ABOUT THIS TASK - Retype the full set of data, character for character.

* * * *

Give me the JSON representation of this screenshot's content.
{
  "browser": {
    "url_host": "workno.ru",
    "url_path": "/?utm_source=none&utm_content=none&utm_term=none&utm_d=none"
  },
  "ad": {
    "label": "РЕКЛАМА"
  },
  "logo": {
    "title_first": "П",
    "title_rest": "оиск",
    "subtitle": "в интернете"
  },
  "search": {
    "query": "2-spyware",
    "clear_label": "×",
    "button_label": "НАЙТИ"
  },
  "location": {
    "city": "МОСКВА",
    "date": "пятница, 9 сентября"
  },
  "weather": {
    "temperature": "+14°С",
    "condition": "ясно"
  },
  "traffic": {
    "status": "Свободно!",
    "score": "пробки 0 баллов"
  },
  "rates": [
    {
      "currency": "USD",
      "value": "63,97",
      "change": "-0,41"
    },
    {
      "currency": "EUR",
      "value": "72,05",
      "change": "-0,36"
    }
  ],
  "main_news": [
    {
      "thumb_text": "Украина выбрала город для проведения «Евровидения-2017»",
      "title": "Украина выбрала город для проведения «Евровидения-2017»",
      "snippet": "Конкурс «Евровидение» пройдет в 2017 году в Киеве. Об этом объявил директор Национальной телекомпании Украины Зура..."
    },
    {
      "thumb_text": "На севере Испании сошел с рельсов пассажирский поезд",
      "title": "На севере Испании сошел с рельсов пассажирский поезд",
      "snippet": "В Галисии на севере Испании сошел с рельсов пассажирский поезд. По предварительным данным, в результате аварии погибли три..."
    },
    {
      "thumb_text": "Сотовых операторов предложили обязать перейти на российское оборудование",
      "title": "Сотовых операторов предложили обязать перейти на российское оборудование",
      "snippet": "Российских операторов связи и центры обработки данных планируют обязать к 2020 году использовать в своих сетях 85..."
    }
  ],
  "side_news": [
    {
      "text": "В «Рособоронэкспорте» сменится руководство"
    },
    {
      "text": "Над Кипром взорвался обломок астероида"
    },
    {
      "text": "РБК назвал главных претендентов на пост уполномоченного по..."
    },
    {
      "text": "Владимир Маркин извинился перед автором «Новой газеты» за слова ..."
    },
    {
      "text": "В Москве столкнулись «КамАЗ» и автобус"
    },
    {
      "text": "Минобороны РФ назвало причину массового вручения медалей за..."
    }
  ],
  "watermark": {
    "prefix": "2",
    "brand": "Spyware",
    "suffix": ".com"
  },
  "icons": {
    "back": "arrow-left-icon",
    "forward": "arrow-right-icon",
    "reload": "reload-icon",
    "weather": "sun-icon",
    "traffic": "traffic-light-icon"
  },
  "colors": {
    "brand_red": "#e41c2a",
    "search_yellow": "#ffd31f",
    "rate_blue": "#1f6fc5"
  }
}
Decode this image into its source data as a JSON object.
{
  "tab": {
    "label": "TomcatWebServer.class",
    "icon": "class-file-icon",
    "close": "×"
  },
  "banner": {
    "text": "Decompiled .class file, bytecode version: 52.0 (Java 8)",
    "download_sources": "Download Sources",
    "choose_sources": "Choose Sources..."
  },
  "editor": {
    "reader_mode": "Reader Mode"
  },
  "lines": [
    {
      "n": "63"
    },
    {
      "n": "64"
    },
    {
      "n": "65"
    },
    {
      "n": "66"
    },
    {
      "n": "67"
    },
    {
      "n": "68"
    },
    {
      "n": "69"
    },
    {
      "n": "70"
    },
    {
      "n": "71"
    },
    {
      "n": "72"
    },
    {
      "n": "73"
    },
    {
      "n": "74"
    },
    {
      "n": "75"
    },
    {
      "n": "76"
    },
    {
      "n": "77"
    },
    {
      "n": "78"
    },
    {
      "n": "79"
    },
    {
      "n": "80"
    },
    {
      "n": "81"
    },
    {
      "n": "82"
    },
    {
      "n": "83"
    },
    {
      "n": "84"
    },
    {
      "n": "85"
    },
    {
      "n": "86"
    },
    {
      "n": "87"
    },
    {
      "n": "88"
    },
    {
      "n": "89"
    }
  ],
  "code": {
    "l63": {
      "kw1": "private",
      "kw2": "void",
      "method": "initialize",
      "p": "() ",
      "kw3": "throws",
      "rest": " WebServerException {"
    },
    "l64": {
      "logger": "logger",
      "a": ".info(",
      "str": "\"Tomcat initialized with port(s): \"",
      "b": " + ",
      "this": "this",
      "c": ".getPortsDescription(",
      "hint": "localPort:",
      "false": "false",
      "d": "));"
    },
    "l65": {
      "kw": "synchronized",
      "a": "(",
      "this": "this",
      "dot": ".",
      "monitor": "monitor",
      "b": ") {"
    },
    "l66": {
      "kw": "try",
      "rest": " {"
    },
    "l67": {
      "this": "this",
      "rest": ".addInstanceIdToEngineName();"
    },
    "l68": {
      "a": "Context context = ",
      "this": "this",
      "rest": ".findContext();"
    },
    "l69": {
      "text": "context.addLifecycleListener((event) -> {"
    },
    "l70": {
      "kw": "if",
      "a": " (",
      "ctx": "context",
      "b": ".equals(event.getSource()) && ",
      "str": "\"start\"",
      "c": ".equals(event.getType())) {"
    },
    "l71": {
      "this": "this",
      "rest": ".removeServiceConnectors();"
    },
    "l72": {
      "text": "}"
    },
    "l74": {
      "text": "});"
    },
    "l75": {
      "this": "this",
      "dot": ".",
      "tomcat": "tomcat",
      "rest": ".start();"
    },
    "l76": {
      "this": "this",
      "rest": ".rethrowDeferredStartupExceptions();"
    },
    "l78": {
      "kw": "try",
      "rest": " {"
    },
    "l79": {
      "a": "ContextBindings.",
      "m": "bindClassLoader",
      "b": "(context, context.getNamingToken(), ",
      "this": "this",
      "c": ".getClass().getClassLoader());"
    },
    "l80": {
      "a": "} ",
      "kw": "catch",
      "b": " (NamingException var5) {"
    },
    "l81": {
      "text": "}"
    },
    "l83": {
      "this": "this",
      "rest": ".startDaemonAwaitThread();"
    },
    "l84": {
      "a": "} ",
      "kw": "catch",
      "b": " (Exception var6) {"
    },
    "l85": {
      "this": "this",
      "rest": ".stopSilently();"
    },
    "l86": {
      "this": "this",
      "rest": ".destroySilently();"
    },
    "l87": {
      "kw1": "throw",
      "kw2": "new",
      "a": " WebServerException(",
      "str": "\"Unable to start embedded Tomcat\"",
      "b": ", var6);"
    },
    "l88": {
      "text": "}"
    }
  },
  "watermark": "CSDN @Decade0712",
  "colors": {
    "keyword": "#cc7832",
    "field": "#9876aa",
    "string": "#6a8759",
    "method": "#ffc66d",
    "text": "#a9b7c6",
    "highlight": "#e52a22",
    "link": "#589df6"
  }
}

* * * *

OUTPUT -
Give me the JSON representation of this screenshot's content.
{
  "browser": {
    "url_host": "workno.ru",
    "url_path": "/?utm_source=none&utm_content=none&utm_term=none&utm_d=none"
  },
  "ad": {
    "label": "РЕКЛАМА"
  },
  "logo": {
    "title_first": "П",
    "title_rest": "оиск",
    "subtitle": "в интернете"
  },
  "search": {
    "query": "2-spyware",
    "clear_label": "×",
    "button_label": "НАЙТИ"
  },
  "location": {
    "city": "МОСКВА",
    "date": "пятница, 9 сентября"
  },
  "weather": {
    "temperature": "+14°С",
    "condition": "ясно"
  },
  "traffic": {
    "status": "Свободно!",
    "score": "пробки 0 баллов"
  },
  "rates": [
    {
      "currency": "USD",
      "value": "63,97",
      "change": "-0,41"
    },
    {
      "currency": "EUR",
      "value": "72,05",
      "change": "-0,36"
    }
  ],
  "main_news": [
    {
      "thumb_text": "Украина выбрала город для проведения «Евровидения-2017»",
      "title": "Украина выбрала город для проведения «Евровидения-2017»",
      "snippet": "Конкурс «Евровидение» пройдет в 2017 году в Киеве. Об этом объявил директор Национальной телекомпании Украины Зура..."
    },
    {
      "thumb_text": "На севере Испании сошел с рельсов пассажирский поезд",
      "title": "На севере Испании сошел с рельсов пассажирский поезд",
      "snippet": "В Галисии на севере Испании сошел с рельсов пассажирский поезд. По предварительным данным, в результате аварии погибли три..."
    },
    {
      "thumb_text": "Сотовых операторов предложили обязать перейти на российское оборудование",
      "title": "Сотовых операторов предложили обязать перейти на российское оборудование",
      "snippet": "Российских операторов связи и центры обработки данных планируют обязать к 2020 году использовать в своих сетях 85..."
    }
  ],
  "side_news": [
    {
      "text": "В «Рособоронэкспорте» сменится руководство"
    },
    {
      "text": "Над Кипром взорвался обломок астероида"
    },
    {
      "text": "РБК назвал главных претендентов на пост уполномоченного по..."
    },
    {
      "text": "Владимир Маркин извинился перед автором «Новой газеты» за слова ..."
    },
    {
      "text": "В Москве столкнулись «КамАЗ» и автобус"
    },
    {
      "text": "Минобороны РФ назвало причину массового вручения медалей за..."
    }
  ],
  "watermark": {
    "prefix": "2",
    "brand": "Spyware",
    "suffix": ".com"
  },
  "icons": {
    "back": "arrow-left-icon",
    "forward": "arrow-right-icon",
    "reload": "reload-icon",
    "weather": "sun-icon",
    "traffic": "traffic-light-icon"
  },
  "colors": {
    "brand_red": "#e41c2a",
    "search_yellow": "#ffd31f",
    "rate_blue": "#1f6fc5"
  }
}
Decode this image into its source data as a JSON object.
{
  "tab": {
    "label": "TomcatWebServer.class",
    "icon": "class-file-icon",
    "close": "×"
  },
  "banner": {
    "text": "Decompiled .class file, bytecode version: 52.0 (Java 8)",
    "download_sources": "Download Sources",
    "choose_sources": "Choose Sources..."
  },
  "editor": {
    "reader_mode": "Reader Mode"
  },
  "lines": [
    {
      "n": "63"
    },
    {
      "n": "64"
    },
    {
      "n": "65"
    },
    {
      "n": "66"
    },
    {
      "n": "67"
    },
    {
      "n": "68"
    },
    {
      "n": "69"
    },
    {
      "n": "70"
    },
    {
      "n": "71"
    },
    {
      "n": "72"
    },
    {
      "n": "73"
    },
    {
      "n": "74"
    },
    {
      "n": "75"
    },
    {
      "n": "76"
    },
    {
      "n": "77"
    },
    {
      "n": "78"
    },
    {
      "n": "79"
    },
    {
      "n": "80"
    },
    {
      "n": "81"
    },
    {
      "n": "82"
    },
    {
      "n": "83"
    },
    {
      "n": "84"
    },
    {
      "n": "85"
    },
    {
      "n": "86"
    },
    {
      "n": "87"
    },
    {
      "n": "88"
    },
    {
      "n": "89"
    }
  ],
  "code": {
    "l63": {
      "kw1": "private",
      "kw2": "void",
      "method": "initialize",
      "p": "() ",
      "kw3": "throws",
      "rest": " WebServerException {"
    },
    "l64": {
      "logger": "logger",
      "a": ".info(",
      "str": "\"Tomcat initialized with port(s): \"",
      "b": " + ",
      "this": "this",
      "c": ".getPortsDescription(",
      "hint": "localPort:",
      "false": "false",
      "d": "));"
    },
    "l65": {
      "kw": "synchronized",
      "a": "(",
      "this": "this",
      "dot": ".",
      "monitor": "monitor",
      "b": ") {"
    },
    "l66": {
      "kw": "try",
      "rest": " {"
    },
    "l67": {
      "this": "this",
      "rest": ".addInstanceIdToEngineName();"
    },
    "l68": {
      "a": "Context context = ",
      "this": "this",
      "rest": ".findContext();"
    },
    "l69": {
      "text": "context.addLifecycleListener((event) -> {"
    },
    "l70": {
      "kw": "if",
      "a": " (",
      "ctx": "context",
      "b": ".equals(event.getSource()) && ",
      "str": "\"start\"",
      "c": ".equals(event.getType())) {"
    },
    "l71": {
      "this": "this",
      "rest": ".removeServiceConnectors();"
    },
    "l72": {
      "text": "}"
    },
    "l74": {
      "text": "});"
    },
    "l75": {
      "this": "this",
      "dot": ".",
      "tomcat": "tomcat",
      "rest": ".start();"
    },
    "l76": {
      "this": "this",
      "rest": ".rethrowDeferredStartupExceptions();"
    },
    "l78": {
      "kw": "try",
      "rest": " {"
    },
    "l79": {
      "a": "ContextBindings.",
      "m": "bindClassLoader",
      "b": "(context, context.getNamingToken(), ",
      "this": "this",
      "c": ".getClass().getClassLoader());"
    },
    "l80": {
      "a": "} ",
      "kw": "catch",
      "b": " (NamingException var5) {"
    },
    "l81": {
      "text": "}"
    },
    "l83": {
      "this": "this",
      "rest": ".startDaemonAwaitThread();"
    },
    "l84": {
      "a": "} ",
      "kw": "catch",
      "b": " (Exception var6) {"
    },
    "l85": {
      "this": "this",
      "rest": ".stopSilently();"
    },
    "l86": {
      "this": "this",
      "rest": ".destroySilently();"
    },
    "l87": {
      "kw1": "throw",
      "kw2": "new",
      "a": " WebServerException(",
      "str": "\"Unable to start embedded Tomcat\"",
      "b": ", var6);"
    },
    "l88": {
      "text": "}"
    }
  },
  "watermark": "CSDN @Decade0712",
  "colors": {
    "keyword": "#cc7832",
    "field": "#9876aa",
    "string": "#6a8759",
    "method": "#ffc66d",
    "text": "#a9b7c6",
    "highlight": "#e52a22",
    "link": "#589df6"
  }
}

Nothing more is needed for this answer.